League of Women Voters Board Member

One of the things I loved about this evening was that Lavinia’s descendants were there in the courtroom.


Another important point made tonight by the speakers was how this job of getting gender parity for women is never finished. They spoke of how they themselves had faced barriers as they became attorneys. They spoke of the need to support the women and for the men to support them.

I thought that was great and the point was made that we just want the same opportunities. The job isn’t done yet, we don’t have it all figured out.


It was a wonderful event, a standing room only crowd, so that was very satisfying. A couple of the Goodell family members spoke to me afterwards telling me how much it meant to them that the community came out for this. They were very grateful. Of course, we’re all proud of Lavina and we don’t often think of her existing family, so that was really special.

Senator Mark Spreitzer

Wisconsin State Assembly

This was wonderful. It’s such a great celebration of someone who made history here in Rock County. Thinking about the role that women have played in “women’s firsts”, we know that this is not the only one. 150 years is something to celebrate!

Having so many of the Goodell family here in town for this, some who hadn’t even met each other, made this a kind of Goodell family reunion, which was pretty awesome.

A lot of my political mentors have been women, like Judy Robson, Janice Ringhand. I think seeing us get close to gender parity, particularly in the legal and political arenas, and seeing that six out of seven justices of the State Supreme Court are women, is just wonderful.

My mom was the breadwinner while I was growing up. She had a career and fought for women’s rights and raised me to understand the importance of that, so I’m happy to be here to support and celebrate this event.


“The night was truly inspirational. Lavinia Goodell was a trailblazer of her day, and her actions continue to have an impact today. She opened the door to equality in the law profession for countless women who would come after. She remains a point of encouragement and inspiration for many today.”

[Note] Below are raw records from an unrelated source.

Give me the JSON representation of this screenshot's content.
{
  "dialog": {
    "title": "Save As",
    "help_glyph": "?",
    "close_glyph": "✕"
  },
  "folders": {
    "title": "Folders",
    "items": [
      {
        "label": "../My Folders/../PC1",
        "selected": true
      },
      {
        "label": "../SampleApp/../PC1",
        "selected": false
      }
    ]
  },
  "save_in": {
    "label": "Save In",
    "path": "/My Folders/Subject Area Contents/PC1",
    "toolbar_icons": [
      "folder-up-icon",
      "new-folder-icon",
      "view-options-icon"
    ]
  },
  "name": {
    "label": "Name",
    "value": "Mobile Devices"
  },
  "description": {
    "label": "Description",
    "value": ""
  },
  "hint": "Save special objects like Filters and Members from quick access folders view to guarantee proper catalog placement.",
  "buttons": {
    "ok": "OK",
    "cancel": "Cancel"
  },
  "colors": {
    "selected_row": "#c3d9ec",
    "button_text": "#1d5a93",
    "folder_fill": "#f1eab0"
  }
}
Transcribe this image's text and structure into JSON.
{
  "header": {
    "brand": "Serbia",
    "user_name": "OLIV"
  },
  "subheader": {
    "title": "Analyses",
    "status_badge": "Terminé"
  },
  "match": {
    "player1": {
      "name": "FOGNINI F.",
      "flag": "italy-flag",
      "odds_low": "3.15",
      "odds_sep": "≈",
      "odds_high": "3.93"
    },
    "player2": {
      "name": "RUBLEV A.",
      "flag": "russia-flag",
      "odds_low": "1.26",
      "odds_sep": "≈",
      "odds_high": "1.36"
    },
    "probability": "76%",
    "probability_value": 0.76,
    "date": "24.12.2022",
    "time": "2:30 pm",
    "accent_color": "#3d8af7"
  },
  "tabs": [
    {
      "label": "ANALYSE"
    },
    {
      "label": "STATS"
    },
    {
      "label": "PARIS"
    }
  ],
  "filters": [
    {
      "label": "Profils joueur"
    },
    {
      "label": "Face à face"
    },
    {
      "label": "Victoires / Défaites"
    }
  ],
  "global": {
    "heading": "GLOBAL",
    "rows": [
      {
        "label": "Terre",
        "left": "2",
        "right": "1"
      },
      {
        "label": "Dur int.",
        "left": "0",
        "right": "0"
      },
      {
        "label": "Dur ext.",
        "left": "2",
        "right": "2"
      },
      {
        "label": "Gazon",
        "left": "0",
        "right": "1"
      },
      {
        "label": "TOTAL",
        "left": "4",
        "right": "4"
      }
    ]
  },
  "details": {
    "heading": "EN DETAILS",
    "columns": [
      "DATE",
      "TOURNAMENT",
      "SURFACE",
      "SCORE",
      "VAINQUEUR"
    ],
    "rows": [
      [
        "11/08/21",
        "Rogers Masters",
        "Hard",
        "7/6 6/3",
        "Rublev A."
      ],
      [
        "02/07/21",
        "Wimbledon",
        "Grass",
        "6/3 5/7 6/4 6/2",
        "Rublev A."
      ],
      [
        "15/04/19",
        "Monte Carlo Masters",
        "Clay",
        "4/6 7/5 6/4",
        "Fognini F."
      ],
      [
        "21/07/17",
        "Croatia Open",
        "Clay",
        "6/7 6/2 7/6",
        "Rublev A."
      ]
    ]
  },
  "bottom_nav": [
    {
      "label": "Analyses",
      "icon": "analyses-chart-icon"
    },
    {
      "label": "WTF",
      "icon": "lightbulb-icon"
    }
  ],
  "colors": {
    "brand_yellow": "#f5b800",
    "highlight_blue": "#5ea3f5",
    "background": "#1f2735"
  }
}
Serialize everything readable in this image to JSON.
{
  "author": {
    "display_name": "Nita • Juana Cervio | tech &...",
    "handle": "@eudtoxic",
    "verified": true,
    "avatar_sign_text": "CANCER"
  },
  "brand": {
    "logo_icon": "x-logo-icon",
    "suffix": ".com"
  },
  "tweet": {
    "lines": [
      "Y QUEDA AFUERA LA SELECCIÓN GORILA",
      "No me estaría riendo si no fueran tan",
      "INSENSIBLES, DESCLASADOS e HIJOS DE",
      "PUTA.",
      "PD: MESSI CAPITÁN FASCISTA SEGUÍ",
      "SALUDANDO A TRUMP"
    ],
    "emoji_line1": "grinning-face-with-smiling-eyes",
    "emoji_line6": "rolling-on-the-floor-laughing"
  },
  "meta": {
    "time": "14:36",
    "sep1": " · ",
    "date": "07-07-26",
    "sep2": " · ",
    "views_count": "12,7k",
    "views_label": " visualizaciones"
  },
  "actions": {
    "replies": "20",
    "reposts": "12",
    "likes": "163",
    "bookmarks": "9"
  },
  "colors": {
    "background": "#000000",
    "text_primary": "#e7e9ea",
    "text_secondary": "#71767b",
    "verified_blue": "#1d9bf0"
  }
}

~ Milton House Museum Facebook Post


Additional Photos Gallery

Click on the photo to enlarge



bottom of page